MATERIAL PROVIDED:
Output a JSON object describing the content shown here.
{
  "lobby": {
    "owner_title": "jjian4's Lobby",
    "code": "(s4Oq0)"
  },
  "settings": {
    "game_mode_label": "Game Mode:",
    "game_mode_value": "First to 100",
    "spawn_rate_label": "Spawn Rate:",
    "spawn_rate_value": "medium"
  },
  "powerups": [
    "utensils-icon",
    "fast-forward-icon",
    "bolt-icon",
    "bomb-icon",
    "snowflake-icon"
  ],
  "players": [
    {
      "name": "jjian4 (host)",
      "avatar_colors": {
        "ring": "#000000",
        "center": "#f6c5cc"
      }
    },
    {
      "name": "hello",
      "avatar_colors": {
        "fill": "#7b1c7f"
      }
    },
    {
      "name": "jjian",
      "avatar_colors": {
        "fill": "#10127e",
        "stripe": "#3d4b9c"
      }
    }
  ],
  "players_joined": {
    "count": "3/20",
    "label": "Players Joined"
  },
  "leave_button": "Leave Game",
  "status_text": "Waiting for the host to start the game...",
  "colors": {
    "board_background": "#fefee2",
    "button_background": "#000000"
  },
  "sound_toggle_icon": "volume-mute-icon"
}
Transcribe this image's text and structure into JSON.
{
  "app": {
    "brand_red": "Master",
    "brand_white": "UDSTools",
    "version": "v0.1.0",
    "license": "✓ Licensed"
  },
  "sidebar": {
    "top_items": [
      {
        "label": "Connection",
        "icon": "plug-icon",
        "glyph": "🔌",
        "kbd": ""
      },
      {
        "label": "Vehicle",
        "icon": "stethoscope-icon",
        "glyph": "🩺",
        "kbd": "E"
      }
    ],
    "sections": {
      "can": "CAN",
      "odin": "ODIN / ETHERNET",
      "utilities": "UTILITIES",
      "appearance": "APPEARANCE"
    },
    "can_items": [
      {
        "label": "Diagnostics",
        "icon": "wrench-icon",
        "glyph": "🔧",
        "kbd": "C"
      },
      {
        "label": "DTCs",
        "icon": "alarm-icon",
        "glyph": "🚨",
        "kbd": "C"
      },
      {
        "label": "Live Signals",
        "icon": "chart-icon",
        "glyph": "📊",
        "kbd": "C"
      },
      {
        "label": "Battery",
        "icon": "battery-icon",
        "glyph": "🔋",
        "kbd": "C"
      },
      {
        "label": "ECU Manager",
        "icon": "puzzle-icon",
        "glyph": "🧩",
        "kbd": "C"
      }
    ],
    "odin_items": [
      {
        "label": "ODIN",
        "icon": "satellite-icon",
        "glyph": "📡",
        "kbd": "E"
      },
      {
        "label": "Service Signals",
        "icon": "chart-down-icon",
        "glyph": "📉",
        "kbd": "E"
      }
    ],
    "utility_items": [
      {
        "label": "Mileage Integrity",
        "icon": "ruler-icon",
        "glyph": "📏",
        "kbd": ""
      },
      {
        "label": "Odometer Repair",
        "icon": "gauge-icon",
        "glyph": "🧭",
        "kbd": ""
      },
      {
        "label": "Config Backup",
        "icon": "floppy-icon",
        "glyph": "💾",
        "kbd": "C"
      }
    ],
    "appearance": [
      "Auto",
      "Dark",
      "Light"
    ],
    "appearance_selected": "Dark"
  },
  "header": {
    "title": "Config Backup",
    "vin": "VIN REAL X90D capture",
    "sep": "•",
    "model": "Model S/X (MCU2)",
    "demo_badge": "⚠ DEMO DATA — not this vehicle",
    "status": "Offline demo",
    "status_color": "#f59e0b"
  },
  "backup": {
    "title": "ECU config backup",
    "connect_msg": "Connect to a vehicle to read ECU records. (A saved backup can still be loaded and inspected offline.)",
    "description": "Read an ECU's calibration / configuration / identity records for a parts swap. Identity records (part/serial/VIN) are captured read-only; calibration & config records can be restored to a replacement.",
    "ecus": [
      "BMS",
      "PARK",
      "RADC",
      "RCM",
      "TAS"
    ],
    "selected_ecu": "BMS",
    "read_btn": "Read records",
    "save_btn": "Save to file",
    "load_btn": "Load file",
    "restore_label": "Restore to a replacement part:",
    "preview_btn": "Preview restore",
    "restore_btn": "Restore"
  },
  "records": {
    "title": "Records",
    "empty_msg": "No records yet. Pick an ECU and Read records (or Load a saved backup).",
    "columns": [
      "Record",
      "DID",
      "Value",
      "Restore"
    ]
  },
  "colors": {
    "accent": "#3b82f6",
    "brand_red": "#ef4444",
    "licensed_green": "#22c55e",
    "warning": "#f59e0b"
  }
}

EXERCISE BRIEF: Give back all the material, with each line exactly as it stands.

RESULT OF THE TASK:
Output a JSON object describing the content shown here.
{
  "lobby": {
    "owner_title": "jjian4's Lobby",
    "code": "(s4Oq0)"
  },
  "settings": {
    "game_mode_label": "Game Mode:",
    "game_mode_value": "First to 100",
    "spawn_rate_label": "Spawn Rate:",
    "spawn_rate_value": "medium"
  },
  "powerups": [
    "utensils-icon",
    "fast-forward-icon",
    "bolt-icon",
    "bomb-icon",
    "snowflake-icon"
  ],
  "players": [
    {
      "name": "jjian4 (host)",
      "avatar_colors": {
        "ring": "#000000",
        "center": "#f6c5cc"
      }
    },
    {
      "name": "hello",
      "avatar_colors": {
        "fill": "#7b1c7f"
      }
    },
    {
      "name": "jjian",
      "avatar_colors": {
        "fill": "#10127e",
        "stripe": "#3d4b9c"
      }
    }
  ],
  "players_joined": {
    "count": "3/20",
    "label": "Players Joined"
  },
  "leave_button": "Leave Game",
  "status_text": "Waiting for the host to start the game...",
  "colors": {
    "board_background": "#fefee2",
    "button_background": "#000000"
  },
  "sound_toggle_icon": "volume-mute-icon"
}
Transcribe this image's text and structure into JSON.
{
  "app": {
    "brand_red": "Master",
    "brand_white": "UDSTools",
    "version": "v0.1.0",
    "license": "✓ Licensed"
  },
  "sidebar": {
    "top_items": [
      {
        "label": "Connection",
        "icon": "plug-icon",
        "glyph": "🔌",
        "kbd": ""
      },
      {
        "label": "Vehicle",
        "icon": "stethoscope-icon",
        "glyph": "🩺",
        "kbd": "E"
      }
    ],
    "sections": {
      "can": "CAN",
      "odin": "ODIN / ETHERNET",
      "utilities": "UTILITIES",
      "appearance": "APPEARANCE"
    },
    "can_items": [
      {
        "label": "Diagnostics",
        "icon": "wrench-icon",
        "glyph": "🔧",
        "kbd": "C"
      },
      {
        "label": "DTCs",
        "icon": "alarm-icon",
        "glyph": "🚨",
        "kbd": "C"
      },
      {
        "label": "Live Signals",
        "icon": "chart-icon",
        "glyph": "📊",
        "kbd": "C"
      },
      {
        "label": "Battery",
        "icon": "battery-icon",
        "glyph": "🔋",
        "kbd": "C"
      },
      {
        "label": "ECU Manager",
        "icon": "puzzle-icon",
        "glyph": "🧩",
        "kbd": "C"
      }
    ],
    "odin_items": [
      {
        "label": "ODIN",
        "icon": "satellite-icon",
        "glyph": "📡",
        "kbd": "E"
      },
      {
        "label": "Service Signals",
        "icon": "chart-down-icon",
        "glyph": "📉",
        "kbd": "E"
      }
    ],
    "utility_items": [
      {
        "label": "Mileage Integrity",
        "icon": "ruler-icon",
        "glyph": "📏",
        "kbd": ""
      },
      {
        "label": "Odometer Repair",
        "icon": "gauge-icon",
        "glyph": "🧭",
        "kbd": ""
      },
      {
        "label": "Config Backup",
        "icon": "floppy-icon",
        "glyph": "💾",
        "kbd": "C"
      }
    ],
    "appearance": [
      "Auto",
      "Dark",
      "Light"
    ],
    "appearance_selected": "Dark"
  },
  "header": {
    "title": "Config Backup",
    "vin": "VIN REAL X90D capture",
    "sep": "•",
    "model": "Model S/X (MCU2)",
    "demo_badge": "⚠ DEMO DATA — not this vehicle",
    "status": "Offline demo",
    "status_color": "#f59e0b"
  },
  "backup": {
    "title": "ECU config backup",
    "connect_msg": "Connect to a vehicle to read ECU records. (A saved backup can still be loaded and inspected offline.)",
    "description": "Read an ECU's calibration / configuration / identity records for a parts swap. Identity records (part/serial/VIN) are captured read-only; calibration & config records can be restored to a replacement.",
    "ecus": [
      "BMS",
      "PARK",
      "RADC",
      "RCM",
      "TAS"
    ],
    "selected_ecu": "BMS",
    "read_btn": "Read records",
    "save_btn": "Save to file",
    "load_btn": "Load file",
    "restore_label": "Restore to a replacement part:",
    "preview_btn": "Preview restore",
    "restore_btn": "Restore"
  },
  "records": {
    "title": "Records",
    "empty_msg": "No records yet. Pick an ECU and Read records (or Load a saved backup).",
    "columns": [
      "Record",
      "DID",
      "Value",
      "Restore"
    ]
  },
  "colors": {
    "accent": "#3b82f6",
    "brand_red": "#ef4444",
    "licensed_green": "#22c55e",
    "warning": "#f59e0b"
  }
}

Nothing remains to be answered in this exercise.